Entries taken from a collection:
____

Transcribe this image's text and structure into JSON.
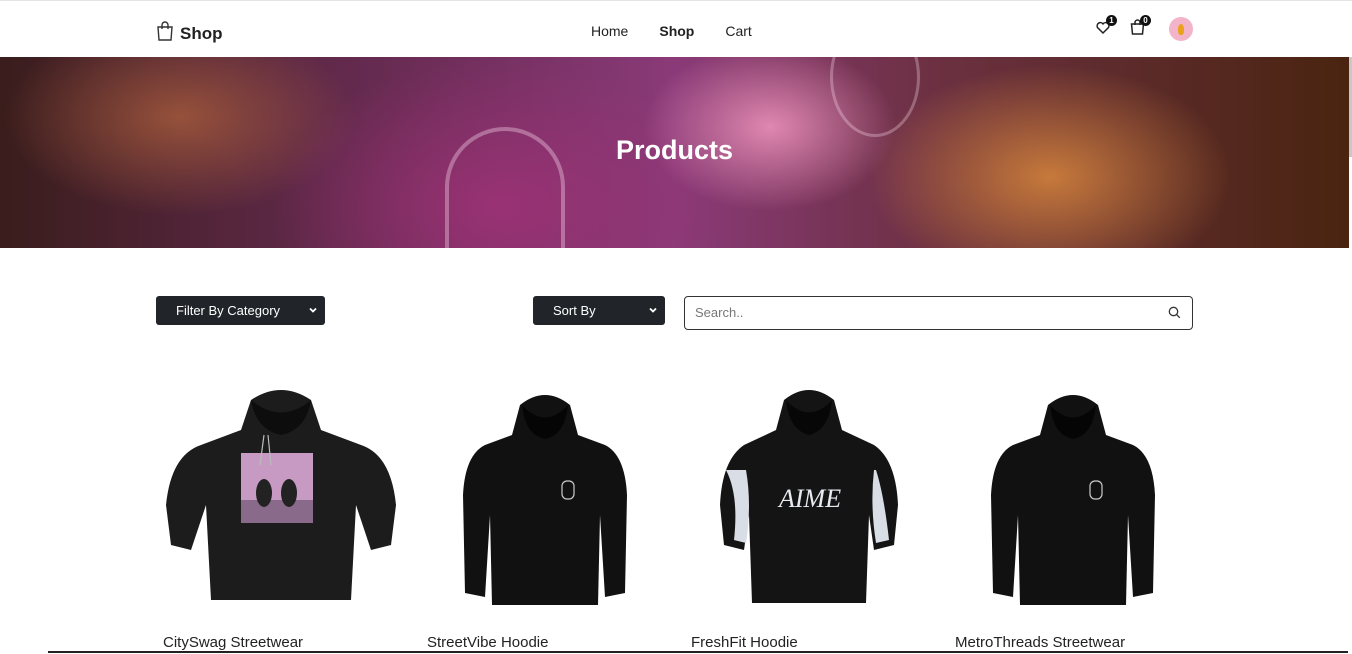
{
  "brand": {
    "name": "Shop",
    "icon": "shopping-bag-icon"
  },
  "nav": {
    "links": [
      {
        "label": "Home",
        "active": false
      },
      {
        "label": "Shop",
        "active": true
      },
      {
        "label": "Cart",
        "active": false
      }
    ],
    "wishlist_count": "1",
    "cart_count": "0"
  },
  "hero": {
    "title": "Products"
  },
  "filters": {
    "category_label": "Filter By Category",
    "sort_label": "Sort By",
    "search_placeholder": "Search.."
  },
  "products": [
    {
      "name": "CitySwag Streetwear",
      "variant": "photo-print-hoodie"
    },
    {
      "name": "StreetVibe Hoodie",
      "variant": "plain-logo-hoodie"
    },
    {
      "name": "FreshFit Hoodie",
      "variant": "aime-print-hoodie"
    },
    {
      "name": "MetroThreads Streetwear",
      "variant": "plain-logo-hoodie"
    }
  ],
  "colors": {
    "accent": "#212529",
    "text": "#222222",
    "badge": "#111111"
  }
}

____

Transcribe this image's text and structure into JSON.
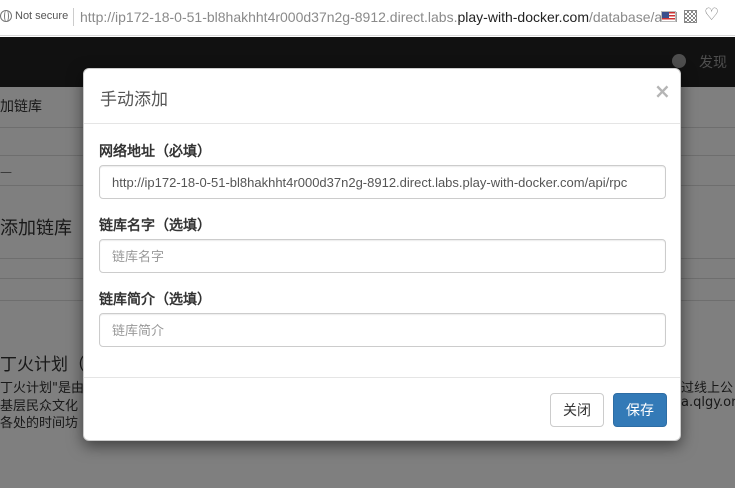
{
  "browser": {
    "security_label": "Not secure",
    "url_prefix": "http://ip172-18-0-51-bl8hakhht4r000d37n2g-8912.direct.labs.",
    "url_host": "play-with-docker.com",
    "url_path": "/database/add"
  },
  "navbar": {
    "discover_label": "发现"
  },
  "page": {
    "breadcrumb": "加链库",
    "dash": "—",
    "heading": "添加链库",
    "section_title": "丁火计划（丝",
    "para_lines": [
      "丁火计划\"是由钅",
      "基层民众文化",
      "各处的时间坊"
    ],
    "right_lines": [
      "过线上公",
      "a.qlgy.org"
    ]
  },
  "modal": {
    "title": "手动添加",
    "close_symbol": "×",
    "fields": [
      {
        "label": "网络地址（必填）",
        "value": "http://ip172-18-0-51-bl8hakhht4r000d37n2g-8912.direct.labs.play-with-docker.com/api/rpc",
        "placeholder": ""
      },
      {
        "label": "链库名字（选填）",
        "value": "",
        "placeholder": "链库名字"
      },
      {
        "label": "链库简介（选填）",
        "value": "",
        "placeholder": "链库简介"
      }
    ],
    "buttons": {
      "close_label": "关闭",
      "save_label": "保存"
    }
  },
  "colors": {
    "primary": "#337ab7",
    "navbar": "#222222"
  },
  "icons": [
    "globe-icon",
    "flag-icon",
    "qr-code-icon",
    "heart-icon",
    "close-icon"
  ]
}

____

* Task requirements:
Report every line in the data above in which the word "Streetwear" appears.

* Written answer:
      "name": "CitySwag Streetwear",
      "name": "MetroThreads Streetwear",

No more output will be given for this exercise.